**Task prompt**
Set all the entries down again, unaltered.
* * * * *
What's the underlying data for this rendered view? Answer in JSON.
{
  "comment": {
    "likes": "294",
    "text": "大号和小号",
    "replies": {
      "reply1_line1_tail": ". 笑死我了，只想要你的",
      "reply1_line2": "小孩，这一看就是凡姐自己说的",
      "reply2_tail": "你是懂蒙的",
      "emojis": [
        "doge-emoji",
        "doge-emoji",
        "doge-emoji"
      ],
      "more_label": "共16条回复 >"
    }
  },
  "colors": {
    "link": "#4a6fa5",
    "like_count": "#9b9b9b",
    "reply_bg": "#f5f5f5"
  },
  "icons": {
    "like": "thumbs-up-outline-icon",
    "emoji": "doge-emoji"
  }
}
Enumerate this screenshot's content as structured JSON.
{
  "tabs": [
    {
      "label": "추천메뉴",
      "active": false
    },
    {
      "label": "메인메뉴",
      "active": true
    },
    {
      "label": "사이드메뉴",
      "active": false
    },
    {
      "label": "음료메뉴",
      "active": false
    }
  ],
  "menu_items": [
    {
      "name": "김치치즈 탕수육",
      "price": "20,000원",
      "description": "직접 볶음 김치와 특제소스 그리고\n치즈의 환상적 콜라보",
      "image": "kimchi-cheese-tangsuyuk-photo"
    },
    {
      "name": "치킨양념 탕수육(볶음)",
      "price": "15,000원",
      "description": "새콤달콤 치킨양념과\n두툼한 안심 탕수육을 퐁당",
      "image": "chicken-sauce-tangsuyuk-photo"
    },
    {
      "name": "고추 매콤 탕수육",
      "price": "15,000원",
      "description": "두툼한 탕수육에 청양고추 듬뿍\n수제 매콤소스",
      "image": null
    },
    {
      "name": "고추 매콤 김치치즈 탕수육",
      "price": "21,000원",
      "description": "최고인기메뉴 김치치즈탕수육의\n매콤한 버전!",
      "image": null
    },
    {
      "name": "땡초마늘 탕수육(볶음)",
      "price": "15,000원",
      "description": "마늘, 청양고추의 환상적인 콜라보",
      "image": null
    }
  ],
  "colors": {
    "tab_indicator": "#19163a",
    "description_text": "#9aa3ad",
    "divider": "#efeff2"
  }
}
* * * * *
**Task answer**
What's the underlying data for this rendered view? Answer in JSON.
{
  "comment": {
    "likes": "294",
    "text": "大号和小号",
    "replies": {
      "reply1_line1_tail": ". 笑死我了，只想要你的",
      "reply1_line2": "小孩，这一看就是凡姐自己说的",
      "reply2_tail": "你是懂蒙的",
      "emojis": [
        "doge-emoji",
        "doge-emoji",
        "doge-emoji"
      ],
      "more_label": "共16条回复 >"
    }
  },
  "colors": {
    "link": "#4a6fa5",
    "like_count": "#9b9b9b",
    "reply_bg": "#f5f5f5"
  },
  "icons": {
    "like": "thumbs-up-outline-icon",
    "emoji": "doge-emoji"
  }
}
Enumerate this screenshot's content as structured JSON.
{
  "tabs": [
    {
      "label": "추천메뉴",
      "active": false
    },
    {
      "label": "메인메뉴",
      "active": true
    },
    {
      "label": "사이드메뉴",
      "active": false
    },
    {
      "label": "음료메뉴",
      "active": false
    }
  ],
  "menu_items": [
    {
      "name": "김치치즈 탕수육",
      "price": "20,000원",
      "description": "직접 볶음 김치와 특제소스 그리고\n치즈의 환상적 콜라보",
      "image": "kimchi-cheese-tangsuyuk-photo"
    },
    {
      "name": "치킨양념 탕수육(볶음)",
      "price": "15,000원",
      "description": "새콤달콤 치킨양념과\n두툼한 안심 탕수육을 퐁당",
      "image": "chicken-sauce-tangsuyuk-photo"
    },
    {
      "name": "고추 매콤 탕수육",
      "price": "15,000원",
      "description": "두툼한 탕수육에 청양고추 듬뿍\n수제 매콤소스",
      "image": null
    },
    {
      "name": "고추 매콤 김치치즈 탕수육",
      "price": "21,000원",
      "description": "최고인기메뉴 김치치즈탕수육의\n매콤한 버전!",
      "image": null
    },
    {
      "name": "땡초마늘 탕수육(볶음)",
      "price": "15,000원",
      "description": "마늘, 청양고추의 환상적인 콜라보",
      "image": null
    }
  ],
  "colors": {
    "tab_indicator": "#19163a",
    "description_text": "#9aa3ad",
    "divider": "#efeff2"
  }
}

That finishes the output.